App and web page records:
[Start of section]
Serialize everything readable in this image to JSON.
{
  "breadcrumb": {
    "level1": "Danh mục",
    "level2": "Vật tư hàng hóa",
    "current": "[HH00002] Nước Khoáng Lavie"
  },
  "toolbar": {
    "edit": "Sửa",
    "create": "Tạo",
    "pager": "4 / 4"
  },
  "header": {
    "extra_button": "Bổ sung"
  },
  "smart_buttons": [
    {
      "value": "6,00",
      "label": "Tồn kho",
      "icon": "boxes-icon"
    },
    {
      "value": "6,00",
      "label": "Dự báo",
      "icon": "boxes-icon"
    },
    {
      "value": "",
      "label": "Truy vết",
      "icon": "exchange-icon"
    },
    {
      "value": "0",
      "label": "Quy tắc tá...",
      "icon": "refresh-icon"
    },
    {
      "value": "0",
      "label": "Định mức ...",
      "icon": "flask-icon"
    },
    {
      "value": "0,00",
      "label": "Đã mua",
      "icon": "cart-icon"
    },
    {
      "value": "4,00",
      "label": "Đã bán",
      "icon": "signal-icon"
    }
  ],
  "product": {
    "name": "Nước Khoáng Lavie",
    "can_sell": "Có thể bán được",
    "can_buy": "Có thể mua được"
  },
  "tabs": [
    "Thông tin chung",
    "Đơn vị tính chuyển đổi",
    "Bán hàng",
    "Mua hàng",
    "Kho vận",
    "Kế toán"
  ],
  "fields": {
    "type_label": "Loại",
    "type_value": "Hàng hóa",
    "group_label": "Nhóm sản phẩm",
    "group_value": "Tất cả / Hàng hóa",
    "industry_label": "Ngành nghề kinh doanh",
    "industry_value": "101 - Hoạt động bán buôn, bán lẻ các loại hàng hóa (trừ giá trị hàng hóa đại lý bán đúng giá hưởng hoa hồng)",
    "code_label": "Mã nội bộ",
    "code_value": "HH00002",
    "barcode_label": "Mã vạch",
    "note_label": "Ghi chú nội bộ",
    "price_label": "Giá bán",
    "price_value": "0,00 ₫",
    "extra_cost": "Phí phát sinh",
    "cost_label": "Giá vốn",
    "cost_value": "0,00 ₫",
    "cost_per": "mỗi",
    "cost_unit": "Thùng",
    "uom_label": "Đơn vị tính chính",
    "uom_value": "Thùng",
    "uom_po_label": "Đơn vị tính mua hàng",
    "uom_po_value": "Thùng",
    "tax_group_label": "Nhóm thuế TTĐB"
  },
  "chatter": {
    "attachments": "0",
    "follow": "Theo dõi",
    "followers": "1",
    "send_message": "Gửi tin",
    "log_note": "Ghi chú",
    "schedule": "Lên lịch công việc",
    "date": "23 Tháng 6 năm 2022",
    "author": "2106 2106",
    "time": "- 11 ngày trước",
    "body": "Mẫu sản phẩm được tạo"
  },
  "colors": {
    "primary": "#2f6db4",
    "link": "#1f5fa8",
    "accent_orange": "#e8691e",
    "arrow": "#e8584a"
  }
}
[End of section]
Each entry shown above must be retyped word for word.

Serialize everything readable in this image to JSON.
{
  "breadcrumb": {
    "level1": "Danh mục",
    "level2": "Vật tư hàng hóa",
    "current": "[HH00002] Nước Khoáng Lavie"
  },
  "toolbar": {
    "edit": "Sửa",
    "create": "Tạo",
    "pager": "4 / 4"
  },
  "header": {
    "extra_button": "Bổ sung"
  },
  "smart_buttons": [
    {
      "value": "6,00",
      "label": "Tồn kho",
      "icon": "boxes-icon"
    },
    {
      "value": "6,00",
      "label": "Dự báo",
      "icon": "boxes-icon"
    },
    {
      "value": "",
      "label": "Truy vết",
      "icon": "exchange-icon"
    },
    {
      "value": "0",
      "label": "Quy tắc tá...",
      "icon": "refresh-icon"
    },
    {
      "value": "0",
      "label": "Định mức ...",
      "icon": "flask-icon"
    },
    {
      "value": "0,00",
      "label": "Đã mua",
      "icon": "cart-icon"
    },
    {
      "value": "4,00",
      "label": "Đã bán",
      "icon": "signal-icon"
    }
  ],
  "product": {
    "name": "Nước Khoáng Lavie",
    "can_sell": "Có thể bán được",
    "can_buy": "Có thể mua được"
  },
  "tabs": [
    "Thông tin chung",
    "Đơn vị tính chuyển đổi",
    "Bán hàng",
    "Mua hàng",
    "Kho vận",
    "Kế toán"
  ],
  "fields": {
    "type_label": "Loại",
    "type_value": "Hàng hóa",
    "group_label": "Nhóm sản phẩm",
    "group_value": "Tất cả / Hàng hóa",
    "industry_label": "Ngành nghề kinh doanh",
    "industry_value": "101 - Hoạt động bán buôn, bán lẻ các loại hàng hóa (trừ giá trị hàng hóa đại lý bán đúng giá hưởng hoa hồng)",
    "code_label": "Mã nội bộ",
    "code_value": "HH00002",
    "barcode_label": "Mã vạch",
    "note_label": "Ghi chú nội bộ",
    "price_label": "Giá bán",
    "price_value": "0,00 ₫",
    "extra_cost": "Phí phát sinh",
    "cost_label": "Giá vốn",
    "cost_value": "0,00 ₫",
    "cost_per": "mỗi",
    "cost_unit": "Thùng",
    "uom_label": "Đơn vị tính chính",
    "uom_value": "Thùng",
    "uom_po_label": "Đơn vị tính mua hàng",
    "uom_po_value": "Thùng",
    "tax_group_label": "Nhóm thuế TTĐB"
  },
  "chatter": {
    "attachments": "0",
    "follow": "Theo dõi",
    "followers": "1",
    "send_message": "Gửi tin",
    "log_note": "Ghi chú",
    "schedule": "Lên lịch công việc",
    "date": "23 Tháng 6 năm 2022",
    "author": "2106 2106",
    "time": "- 11 ngày trước",
    "body": "Mẫu sản phẩm được tạo"
  },
  "colors": {
    "primary": "#2f6db4",
    "link": "#1f5fa8",
    "accent_orange": "#e8691e",
    "arrow": "#e8584a"
  }
}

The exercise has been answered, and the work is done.